TASK — The data below is to be returned in full and exactly.

MATERIAL TO PROCESS —
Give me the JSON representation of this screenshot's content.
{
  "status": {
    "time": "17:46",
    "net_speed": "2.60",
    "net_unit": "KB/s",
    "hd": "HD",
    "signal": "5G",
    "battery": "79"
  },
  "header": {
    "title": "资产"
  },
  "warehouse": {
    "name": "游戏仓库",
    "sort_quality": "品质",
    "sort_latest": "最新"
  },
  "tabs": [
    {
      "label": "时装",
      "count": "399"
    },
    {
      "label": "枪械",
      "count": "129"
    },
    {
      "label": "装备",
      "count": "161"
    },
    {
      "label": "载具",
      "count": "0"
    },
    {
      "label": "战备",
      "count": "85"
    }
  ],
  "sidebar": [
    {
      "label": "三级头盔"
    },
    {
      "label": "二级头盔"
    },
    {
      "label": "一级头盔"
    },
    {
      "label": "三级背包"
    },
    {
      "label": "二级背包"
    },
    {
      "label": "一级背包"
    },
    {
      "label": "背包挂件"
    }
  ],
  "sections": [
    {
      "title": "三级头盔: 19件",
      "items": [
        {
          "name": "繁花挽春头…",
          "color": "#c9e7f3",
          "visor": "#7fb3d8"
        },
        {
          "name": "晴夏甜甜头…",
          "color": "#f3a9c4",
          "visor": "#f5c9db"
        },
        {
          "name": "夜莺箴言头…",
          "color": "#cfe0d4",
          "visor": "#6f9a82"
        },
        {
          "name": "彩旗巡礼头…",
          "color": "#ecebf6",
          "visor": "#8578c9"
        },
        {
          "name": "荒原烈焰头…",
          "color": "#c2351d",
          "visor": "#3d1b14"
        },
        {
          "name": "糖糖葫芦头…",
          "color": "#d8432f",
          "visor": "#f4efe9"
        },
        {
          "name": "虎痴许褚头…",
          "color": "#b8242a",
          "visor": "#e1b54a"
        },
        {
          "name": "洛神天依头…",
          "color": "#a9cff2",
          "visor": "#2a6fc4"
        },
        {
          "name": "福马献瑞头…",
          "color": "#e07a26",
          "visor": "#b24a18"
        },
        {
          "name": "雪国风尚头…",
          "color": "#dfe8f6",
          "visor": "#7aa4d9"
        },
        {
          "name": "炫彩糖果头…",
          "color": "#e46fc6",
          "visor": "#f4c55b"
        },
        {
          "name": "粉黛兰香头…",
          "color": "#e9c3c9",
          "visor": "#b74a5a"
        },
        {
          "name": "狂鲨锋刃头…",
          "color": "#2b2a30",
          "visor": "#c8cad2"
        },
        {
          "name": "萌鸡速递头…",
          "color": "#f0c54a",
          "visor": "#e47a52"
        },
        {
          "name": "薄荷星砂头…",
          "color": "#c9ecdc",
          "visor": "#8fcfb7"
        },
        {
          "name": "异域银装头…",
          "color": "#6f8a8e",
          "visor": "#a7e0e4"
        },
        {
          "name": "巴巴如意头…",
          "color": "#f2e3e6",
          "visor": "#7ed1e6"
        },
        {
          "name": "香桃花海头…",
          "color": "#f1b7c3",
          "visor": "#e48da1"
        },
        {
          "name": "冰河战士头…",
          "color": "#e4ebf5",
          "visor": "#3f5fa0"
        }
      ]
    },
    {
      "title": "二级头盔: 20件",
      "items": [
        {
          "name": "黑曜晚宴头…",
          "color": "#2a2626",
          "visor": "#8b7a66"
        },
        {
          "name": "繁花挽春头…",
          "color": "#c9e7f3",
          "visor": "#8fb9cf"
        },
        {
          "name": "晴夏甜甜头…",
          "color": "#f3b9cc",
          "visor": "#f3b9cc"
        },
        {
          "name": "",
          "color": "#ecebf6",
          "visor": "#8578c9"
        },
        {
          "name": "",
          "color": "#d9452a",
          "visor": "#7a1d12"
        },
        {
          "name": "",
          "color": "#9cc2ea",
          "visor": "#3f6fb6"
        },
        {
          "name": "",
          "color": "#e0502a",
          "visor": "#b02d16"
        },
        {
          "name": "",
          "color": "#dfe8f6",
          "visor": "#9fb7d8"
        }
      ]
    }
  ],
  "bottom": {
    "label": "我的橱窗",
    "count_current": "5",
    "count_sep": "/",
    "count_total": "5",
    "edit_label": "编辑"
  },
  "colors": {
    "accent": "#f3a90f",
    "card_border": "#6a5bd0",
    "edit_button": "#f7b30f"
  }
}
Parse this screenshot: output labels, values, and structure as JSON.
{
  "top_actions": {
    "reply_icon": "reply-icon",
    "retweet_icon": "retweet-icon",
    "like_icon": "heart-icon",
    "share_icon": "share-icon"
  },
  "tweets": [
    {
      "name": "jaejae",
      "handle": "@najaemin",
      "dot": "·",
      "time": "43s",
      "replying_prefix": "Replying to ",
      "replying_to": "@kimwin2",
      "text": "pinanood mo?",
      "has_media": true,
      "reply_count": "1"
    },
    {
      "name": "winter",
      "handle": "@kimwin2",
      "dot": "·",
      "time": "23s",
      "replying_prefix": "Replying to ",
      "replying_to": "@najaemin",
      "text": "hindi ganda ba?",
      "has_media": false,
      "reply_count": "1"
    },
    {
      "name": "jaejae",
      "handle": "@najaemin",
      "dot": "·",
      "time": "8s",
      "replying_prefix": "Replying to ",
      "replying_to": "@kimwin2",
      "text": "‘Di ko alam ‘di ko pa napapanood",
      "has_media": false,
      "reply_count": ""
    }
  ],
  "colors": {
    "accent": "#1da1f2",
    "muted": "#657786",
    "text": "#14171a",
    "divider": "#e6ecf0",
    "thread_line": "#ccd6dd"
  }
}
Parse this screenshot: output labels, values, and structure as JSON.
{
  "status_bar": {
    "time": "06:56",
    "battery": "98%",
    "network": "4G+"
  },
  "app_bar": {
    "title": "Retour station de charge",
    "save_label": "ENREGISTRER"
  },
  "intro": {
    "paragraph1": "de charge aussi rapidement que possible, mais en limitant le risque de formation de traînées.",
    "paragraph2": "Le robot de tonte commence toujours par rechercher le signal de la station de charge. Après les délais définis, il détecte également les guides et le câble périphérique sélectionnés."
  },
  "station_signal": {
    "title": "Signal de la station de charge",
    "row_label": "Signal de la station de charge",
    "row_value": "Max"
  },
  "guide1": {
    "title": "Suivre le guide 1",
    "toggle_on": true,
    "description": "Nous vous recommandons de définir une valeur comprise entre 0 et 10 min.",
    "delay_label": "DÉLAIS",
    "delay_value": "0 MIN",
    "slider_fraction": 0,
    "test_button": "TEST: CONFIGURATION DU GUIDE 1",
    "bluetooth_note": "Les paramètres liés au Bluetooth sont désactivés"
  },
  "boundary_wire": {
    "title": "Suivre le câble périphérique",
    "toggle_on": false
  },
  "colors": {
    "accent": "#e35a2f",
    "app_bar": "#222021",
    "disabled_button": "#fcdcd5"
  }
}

TASK OUTPUT —
Give me the JSON representation of this screenshot's content.
{
  "status": {
    "time": "17:46",
    "net_speed": "2.60",
    "net_unit": "KB/s",
    "hd": "HD",
    "signal": "5G",
    "battery": "79"
  },
  "header": {
    "title": "资产"
  },
  "warehouse": {
    "name": "游戏仓库",
    "sort_quality": "品质",
    "sort_latest": "最新"
  },
  "tabs": [
    {
      "label": "时装",
      "count": "399"
    },
    {
      "label": "枪械",
      "count": "129"
    },
    {
      "label": "装备",
      "count": "161"
    },
    {
      "label": "载具",
      "count": "0"
    },
    {
      "label": "战备",
      "count": "85"
    }
  ],
  "sidebar": [
    {
      "label": "三级头盔"
    },
    {
      "label": "二级头盔"
    },
    {
      "label": "一级头盔"
    },
    {
      "label": "三级背包"
    },
    {
      "label": "二级背包"
    },
    {
      "label": "一级背包"
    },
    {
      "label": "背包挂件"
    }
  ],
  "sections": [
    {
      "title": "三级头盔: 19件",
      "items": [
        {
          "name": "繁花挽春头…",
          "color": "#c9e7f3",
          "visor": "#7fb3d8"
        },
        {
          "name": "晴夏甜甜头…",
          "color": "#f3a9c4",
          "visor": "#f5c9db"
        },
        {
          "name": "夜莺箴言头…",
          "color": "#cfe0d4",
          "visor": "#6f9a82"
        },
        {
          "name": "彩旗巡礼头…",
          "color": "#ecebf6",
          "visor": "#8578c9"
        },
        {
          "name": "荒原烈焰头…",
          "color": "#c2351d",
          "visor": "#3d1b14"
        },
        {
          "name": "糖糖葫芦头…",
          "color": "#d8432f",
          "visor": "#f4efe9"
        },
        {
          "name": "虎痴许褚头…",
          "color": "#b8242a",
          "visor": "#e1b54a"
        },
        {
          "name": "洛神天依头…",
          "color": "#a9cff2",
          "visor": "#2a6fc4"
        },
        {
          "name": "福马献瑞头…",
          "color": "#e07a26",
          "visor": "#b24a18"
        },
        {
          "name": "雪国风尚头…",
          "color": "#dfe8f6",
          "visor": "#7aa4d9"
        },
        {
          "name": "炫彩糖果头…",
          "color": "#e46fc6",
          "visor": "#f4c55b"
        },
        {
          "name": "粉黛兰香头…",
          "color": "#e9c3c9",
          "visor": "#b74a5a"
        },
        {
          "name": "狂鲨锋刃头…",
          "color": "#2b2a30",
          "visor": "#c8cad2"
        },
        {
          "name": "萌鸡速递头…",
          "color": "#f0c54a",
          "visor": "#e47a52"
        },
        {
          "name": "薄荷星砂头…",
          "color": "#c9ecdc",
          "visor": "#8fcfb7"
        },
        {
          "name": "异域银装头…",
          "color": "#6f8a8e",
          "visor": "#a7e0e4"
        },
        {
          "name": "巴巴如意头…",
          "color": "#f2e3e6",
          "visor": "#7ed1e6"
        },
        {
          "name": "香桃花海头…",
          "color": "#f1b7c3",
          "visor": "#e48da1"
        },
        {
          "name": "冰河战士头…",
          "color": "#e4ebf5",
          "visor": "#3f5fa0"
        }
      ]
    },
    {
      "title": "二级头盔: 20件",
      "items": [
        {
          "name": "黑曜晚宴头…",
          "color": "#2a2626",
          "visor": "#8b7a66"
        },
        {
          "name": "繁花挽春头…",
          "color": "#c9e7f3",
          "visor": "#8fb9cf"
        },
        {
          "name": "晴夏甜甜头…",
          "color": "#f3b9cc",
          "visor": "#f3b9cc"
        },
        {
          "name": "",
          "color": "#ecebf6",
          "visor": "#8578c9"
        },
        {
          "name": "",
          "color": "#d9452a",
          "visor": "#7a1d12"
        },
        {
          "name": "",
          "color": "#9cc2ea",
          "visor": "#3f6fb6"
        },
        {
          "name": "",
          "color": "#e0502a",
          "visor": "#b02d16"
        },
        {
          "name": "",
          "color": "#dfe8f6",
          "visor": "#9fb7d8"
        }
      ]
    }
  ],
  "bottom": {
    "label": "我的橱窗",
    "count_current": "5",
    "count_sep": "/",
    "count_total": "5",
    "edit_label": "编辑"
  },
  "colors": {
    "accent": "#f3a90f",
    "card_border": "#6a5bd0",
    "edit_button": "#f7b30f"
  }
}
Parse this screenshot: output labels, values, and structure as JSON.
{
  "top_actions": {
    "reply_icon": "reply-icon",
    "retweet_icon": "retweet-icon",
    "like_icon": "heart-icon",
    "share_icon": "share-icon"
  },
  "tweets": [
    {
      "name": "jaejae",
      "handle": "@najaemin",
      "dot": "·",
      "time": "43s",
      "replying_prefix": "Replying to ",
      "replying_to": "@kimwin2",
      "text": "pinanood mo?",
      "has_media": true,
      "reply_count": "1"
    },
    {
      "name": "winter",
      "handle": "@kimwin2",
      "dot": "·",
      "time": "23s",
      "replying_prefix": "Replying to ",
      "replying_to": "@najaemin",
      "text": "hindi ganda ba?",
      "has_media": false,
      "reply_count": "1"
    },
    {
      "name": "jaejae",
      "handle": "@najaemin",
      "dot": "·",
      "time": "8s",
      "replying_prefix": "Replying to ",
      "replying_to": "@kimwin2",
      "text": "‘Di ko alam ‘di ko pa napapanood",
      "has_media": false,
      "reply_count": ""
    }
  ],
  "colors": {
    "accent": "#1da1f2",
    "muted": "#657786",
    "text": "#14171a",
    "divider": "#e6ecf0",
    "thread_line": "#ccd6dd"
  }
}
Parse this screenshot: output labels, values, and structure as JSON.
{
  "status_bar": {
    "time": "06:56",
    "battery": "98%",
    "network": "4G+"
  },
  "app_bar": {
    "title": "Retour station de charge",
    "save_label": "ENREGISTRER"
  },
  "intro": {
    "paragraph1": "de charge aussi rapidement que possible, mais en limitant le risque de formation de traînées.",
    "paragraph2": "Le robot de tonte commence toujours par rechercher le signal de la station de charge. Après les délais définis, il détecte également les guides et le câble périphérique sélectionnés."
  },
  "station_signal": {
    "title": "Signal de la station de charge",
    "row_label": "Signal de la station de charge",
    "row_value": "Max"
  },
  "guide1": {
    "title": "Suivre le guide 1",
    "toggle_on": true,
    "description": "Nous vous recommandons de définir une valeur comprise entre 0 et 10 min.",
    "delay_label": "DÉLAIS",
    "delay_value": "0 MIN",
    "slider_fraction": 0,
    "test_button": "TEST: CONFIGURATION DU GUIDE 1",
    "bluetooth_note": "Les paramètres liés au Bluetooth sont désactivés"
  },
  "boundary_wire": {
    "title": "Suivre le câble périphérique",
    "toggle_on": false
  },
  "colors": {
    "accent": "#e35a2f",
    "app_bar": "#222021",
    "disabled_button": "#fcdcd5"
  }
}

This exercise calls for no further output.